Take the opportunity to live for a week in the lovely environment of Wolfson College, Cambridge. Immerse yourself in literature, with time to read and think. There will be visits to places of literary interest in Cambridge, a welcome dinner, a formal closing dinner, and a traditional English afternoon tea.
Visits around Cambridge
• We will visit King's College with King's Fellow Peter Jones, to see parts of the college of interest to Woolf, including the chapel where she enjoyed the music.
• We will visit the Wren Library at Trinity, mockingly cursed by Woolf in A Room of One's Own, and now much used by women scholars and students. See gallery of images, below.
• We will have a rare opportunity to see the manuscript of A Room of One's Own at the Fitzwilliam Museum.
Places are limited. Bookings are open. Enquiries: email@example.com.
See suggestions for other things to do while you are in Cambridge.
List of works by Virginia Woolf that we will study:
- A Room of One's Own (1929)
- Orlando (1928)
- The Years (1937)
- Three Guineas (1938)
- Selected essays by Virginia Woolf and Leonard Woolf
Each day starts with a lecture and discussion presented by a leading scholar, followed by a seminar or a Cambridge-style supervision (tutorial), given to students in very small groups, and taught by lecturers and postdocs from the University of Cambridge. Supervisions (tutorials) are a unique opportunity to discuss a work in depth, try out ideas, and refine your close reading skills.

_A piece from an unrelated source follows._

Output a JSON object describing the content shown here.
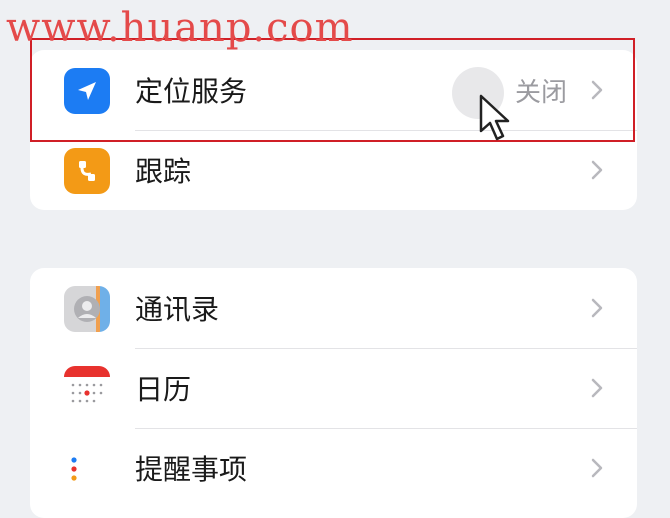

After lectures, supervisions, and excursions, students will have some time to read and think in the beautiful modern setting of Wolfson College. And there will be chances to read further, explore Cambridge, talk with other students, and to reflect.
Supervisions last for one hour. Students meet in very small groups (usually 3 or 4 students) with a Cambridge supervisor to discuss the topic of the day, looking closely at the text of the day. Weather permitting, some supervisions can take place in Wolfson's lovely gardens.
Every day there will be time to spend reading, to reflect upon the work covered so far, and to prepare for the next day's work. A rare chance to immerse yourself in some superb writing and to take the time to read and think. Enjoy living like a Cambridge student for a week.
A valuable part of the course is the chance to talk with other students, of all ages, who are deeply interested in Woolf. And there are plenty of places in and around college where you can read and think by yourself. Evening activities include talks, readings, and a formal Cambridge college dinner. Some evenings will be free for you to pursue your own interests, or spend time with other participants.
We are also pleased to offer a second summer course, 8 to 13 July 2018: Women Writers: Emily Brontë to Elizabeth Bowen. This takes place in the week immediately following Woolf and Politics.
Gallery of Wren Library, Trinity College, Cambridge (visit included in the course)
Comments from students who attended Woolf's Rooms summer course in 2017
- Words cannot adequately express how grateful I am to you for creating this course for Woolfians – professionals and common readers – to gather together.
- To spend a whole week studying and discussing Woolf was one of the best experiences of my life. Homerton college is beautiful, the excursions are inspiring and the people are great.
- The excursion to Girton College was a gem. Incredible to be in those rooms where Woolf gave the talks that led to A Room of One’s Own. Claire Nicholson’s talk was highly instructive.
- Gillian Beer was wonderful – fresh insights into the book [Between the Acts] and a mesmerising reader.
- I really liked the supervisions which solved my reading puzzles and inspired me.
- Alison Hennegan is amazing.
- The excursions gave us entry into areas that as individuals we would not have access to.
- To attend this course was the accomplishment of a dream.
- I think I can say we all felt privileged to see Woolf’s manuscript.